→ **MATERIAL FOR THIS EXERCISE**:
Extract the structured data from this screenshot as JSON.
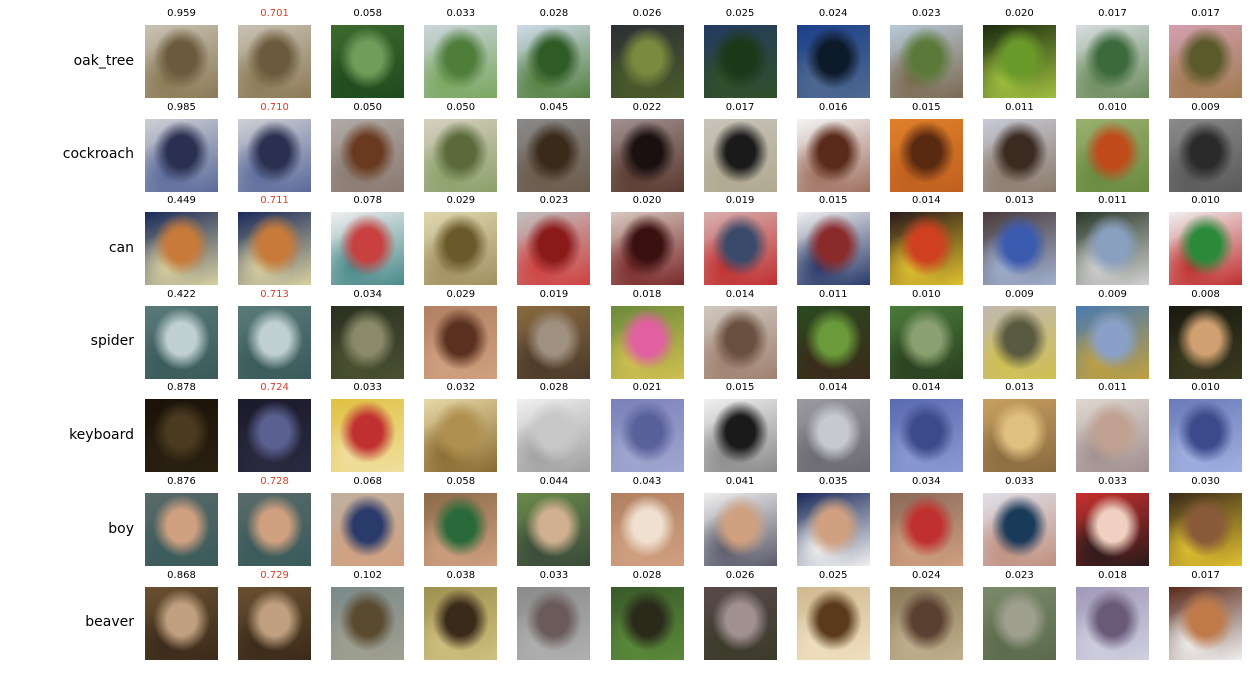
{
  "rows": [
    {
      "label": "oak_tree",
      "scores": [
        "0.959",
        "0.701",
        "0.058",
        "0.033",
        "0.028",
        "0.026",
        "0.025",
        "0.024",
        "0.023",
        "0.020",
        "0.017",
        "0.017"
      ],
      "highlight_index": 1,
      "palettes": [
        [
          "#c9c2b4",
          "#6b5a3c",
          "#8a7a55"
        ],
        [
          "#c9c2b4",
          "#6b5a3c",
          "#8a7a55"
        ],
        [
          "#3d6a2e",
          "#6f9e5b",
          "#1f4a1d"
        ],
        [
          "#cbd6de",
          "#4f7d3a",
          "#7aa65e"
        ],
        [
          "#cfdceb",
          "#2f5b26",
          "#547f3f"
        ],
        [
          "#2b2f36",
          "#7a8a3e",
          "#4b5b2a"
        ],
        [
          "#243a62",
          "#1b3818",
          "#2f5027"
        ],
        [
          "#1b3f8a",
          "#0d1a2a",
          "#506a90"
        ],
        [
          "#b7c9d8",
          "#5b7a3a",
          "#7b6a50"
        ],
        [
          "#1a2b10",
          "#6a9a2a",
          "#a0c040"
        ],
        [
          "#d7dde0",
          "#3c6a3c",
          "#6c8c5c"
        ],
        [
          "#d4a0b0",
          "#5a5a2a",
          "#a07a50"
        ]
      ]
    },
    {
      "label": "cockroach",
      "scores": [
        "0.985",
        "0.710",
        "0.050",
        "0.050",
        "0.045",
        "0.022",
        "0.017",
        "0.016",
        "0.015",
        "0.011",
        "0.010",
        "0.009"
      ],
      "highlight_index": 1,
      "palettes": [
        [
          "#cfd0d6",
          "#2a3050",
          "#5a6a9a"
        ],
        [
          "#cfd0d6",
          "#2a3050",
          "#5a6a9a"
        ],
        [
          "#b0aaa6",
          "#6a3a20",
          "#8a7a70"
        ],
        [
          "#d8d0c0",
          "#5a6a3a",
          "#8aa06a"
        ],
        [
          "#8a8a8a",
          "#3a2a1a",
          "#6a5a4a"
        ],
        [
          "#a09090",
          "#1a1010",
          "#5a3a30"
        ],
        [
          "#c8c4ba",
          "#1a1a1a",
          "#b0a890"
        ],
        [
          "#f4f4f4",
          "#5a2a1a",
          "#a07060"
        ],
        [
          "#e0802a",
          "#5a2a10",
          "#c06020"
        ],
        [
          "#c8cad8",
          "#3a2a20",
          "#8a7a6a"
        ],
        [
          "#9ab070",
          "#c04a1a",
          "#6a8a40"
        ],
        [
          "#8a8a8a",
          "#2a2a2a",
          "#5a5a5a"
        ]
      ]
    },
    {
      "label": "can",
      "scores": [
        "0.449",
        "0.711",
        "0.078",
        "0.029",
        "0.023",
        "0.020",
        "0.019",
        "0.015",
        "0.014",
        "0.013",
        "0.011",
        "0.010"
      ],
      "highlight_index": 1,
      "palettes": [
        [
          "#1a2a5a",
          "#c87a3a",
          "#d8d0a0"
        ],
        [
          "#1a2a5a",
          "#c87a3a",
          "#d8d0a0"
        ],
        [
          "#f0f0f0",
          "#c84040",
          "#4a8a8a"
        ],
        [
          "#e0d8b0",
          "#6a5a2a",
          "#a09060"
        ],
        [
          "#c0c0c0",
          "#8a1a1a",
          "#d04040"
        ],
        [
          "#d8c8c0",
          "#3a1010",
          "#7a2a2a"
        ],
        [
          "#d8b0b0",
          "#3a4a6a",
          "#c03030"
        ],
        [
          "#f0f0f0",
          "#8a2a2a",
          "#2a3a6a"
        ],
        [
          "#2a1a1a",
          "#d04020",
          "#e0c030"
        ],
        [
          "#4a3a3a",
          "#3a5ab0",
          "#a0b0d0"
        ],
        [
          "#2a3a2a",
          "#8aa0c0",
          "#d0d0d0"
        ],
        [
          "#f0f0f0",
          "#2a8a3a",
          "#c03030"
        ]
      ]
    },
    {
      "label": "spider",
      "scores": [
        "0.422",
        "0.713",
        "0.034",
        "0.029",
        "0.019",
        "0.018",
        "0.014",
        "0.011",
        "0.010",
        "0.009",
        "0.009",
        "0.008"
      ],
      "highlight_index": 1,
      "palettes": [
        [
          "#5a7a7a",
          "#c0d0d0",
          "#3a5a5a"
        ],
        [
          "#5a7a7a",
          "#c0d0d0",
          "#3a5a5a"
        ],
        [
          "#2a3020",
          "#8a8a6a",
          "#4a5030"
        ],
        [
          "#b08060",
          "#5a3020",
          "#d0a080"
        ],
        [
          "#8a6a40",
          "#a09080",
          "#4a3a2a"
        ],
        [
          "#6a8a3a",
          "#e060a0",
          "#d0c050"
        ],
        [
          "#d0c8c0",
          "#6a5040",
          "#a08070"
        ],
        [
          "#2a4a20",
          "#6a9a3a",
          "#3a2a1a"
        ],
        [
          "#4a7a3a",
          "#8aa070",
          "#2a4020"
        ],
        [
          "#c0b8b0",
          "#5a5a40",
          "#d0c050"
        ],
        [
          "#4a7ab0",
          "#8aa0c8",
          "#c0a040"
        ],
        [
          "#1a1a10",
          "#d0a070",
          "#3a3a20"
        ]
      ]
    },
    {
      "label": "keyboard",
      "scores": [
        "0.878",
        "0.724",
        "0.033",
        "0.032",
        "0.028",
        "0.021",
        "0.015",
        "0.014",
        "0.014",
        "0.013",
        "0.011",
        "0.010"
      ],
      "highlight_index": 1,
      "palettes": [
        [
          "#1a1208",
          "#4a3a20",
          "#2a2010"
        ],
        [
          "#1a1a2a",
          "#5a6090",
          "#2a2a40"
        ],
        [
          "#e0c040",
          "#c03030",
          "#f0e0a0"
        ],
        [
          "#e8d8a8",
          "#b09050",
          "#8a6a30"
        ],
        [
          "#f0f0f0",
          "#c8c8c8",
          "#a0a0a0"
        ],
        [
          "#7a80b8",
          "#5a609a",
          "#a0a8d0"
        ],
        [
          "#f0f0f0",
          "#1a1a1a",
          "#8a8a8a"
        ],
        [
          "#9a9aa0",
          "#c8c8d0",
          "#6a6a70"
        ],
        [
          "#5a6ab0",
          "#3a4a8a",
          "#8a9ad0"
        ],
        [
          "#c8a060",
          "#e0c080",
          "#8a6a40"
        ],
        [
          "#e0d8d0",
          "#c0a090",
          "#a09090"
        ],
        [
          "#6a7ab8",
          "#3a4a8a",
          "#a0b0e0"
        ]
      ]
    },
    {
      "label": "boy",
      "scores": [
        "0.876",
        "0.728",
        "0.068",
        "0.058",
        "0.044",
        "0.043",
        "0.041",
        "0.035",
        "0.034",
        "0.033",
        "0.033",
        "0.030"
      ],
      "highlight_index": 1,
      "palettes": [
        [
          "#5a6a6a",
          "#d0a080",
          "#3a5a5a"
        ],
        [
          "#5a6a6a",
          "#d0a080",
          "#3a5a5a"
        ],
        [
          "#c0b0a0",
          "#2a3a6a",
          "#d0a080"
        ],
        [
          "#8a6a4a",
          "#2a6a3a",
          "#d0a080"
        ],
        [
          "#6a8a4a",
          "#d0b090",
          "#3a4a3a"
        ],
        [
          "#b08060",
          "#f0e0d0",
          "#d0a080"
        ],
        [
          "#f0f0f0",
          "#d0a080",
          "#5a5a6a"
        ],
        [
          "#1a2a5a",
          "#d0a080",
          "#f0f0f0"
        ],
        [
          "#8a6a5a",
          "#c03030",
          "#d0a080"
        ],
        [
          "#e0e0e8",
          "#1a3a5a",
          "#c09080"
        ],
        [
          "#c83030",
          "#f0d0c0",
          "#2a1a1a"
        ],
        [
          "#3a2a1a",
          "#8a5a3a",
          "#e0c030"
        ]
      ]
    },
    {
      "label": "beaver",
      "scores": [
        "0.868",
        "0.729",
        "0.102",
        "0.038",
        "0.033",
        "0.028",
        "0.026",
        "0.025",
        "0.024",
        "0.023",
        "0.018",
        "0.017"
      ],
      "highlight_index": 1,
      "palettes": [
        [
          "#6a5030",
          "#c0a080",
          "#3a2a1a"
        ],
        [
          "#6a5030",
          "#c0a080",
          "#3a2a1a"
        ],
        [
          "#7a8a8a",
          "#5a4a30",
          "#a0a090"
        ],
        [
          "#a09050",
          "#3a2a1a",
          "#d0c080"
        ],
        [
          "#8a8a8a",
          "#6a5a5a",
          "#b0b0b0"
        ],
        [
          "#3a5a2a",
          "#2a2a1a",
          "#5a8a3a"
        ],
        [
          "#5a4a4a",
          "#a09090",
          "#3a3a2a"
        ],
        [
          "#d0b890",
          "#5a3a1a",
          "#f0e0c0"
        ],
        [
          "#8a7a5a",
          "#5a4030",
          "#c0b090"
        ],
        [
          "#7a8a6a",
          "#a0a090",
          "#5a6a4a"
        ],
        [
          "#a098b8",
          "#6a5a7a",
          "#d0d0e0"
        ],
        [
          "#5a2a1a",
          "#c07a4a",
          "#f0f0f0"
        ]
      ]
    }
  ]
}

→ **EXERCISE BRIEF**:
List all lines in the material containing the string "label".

→ **RESPONSE**:
      "label": "oak_tree",
      "label": "cockroach",
      "label": "can",
      "label": "spider",
      "label": "keyboard",
      "label": "boy",
      "label": "beaver",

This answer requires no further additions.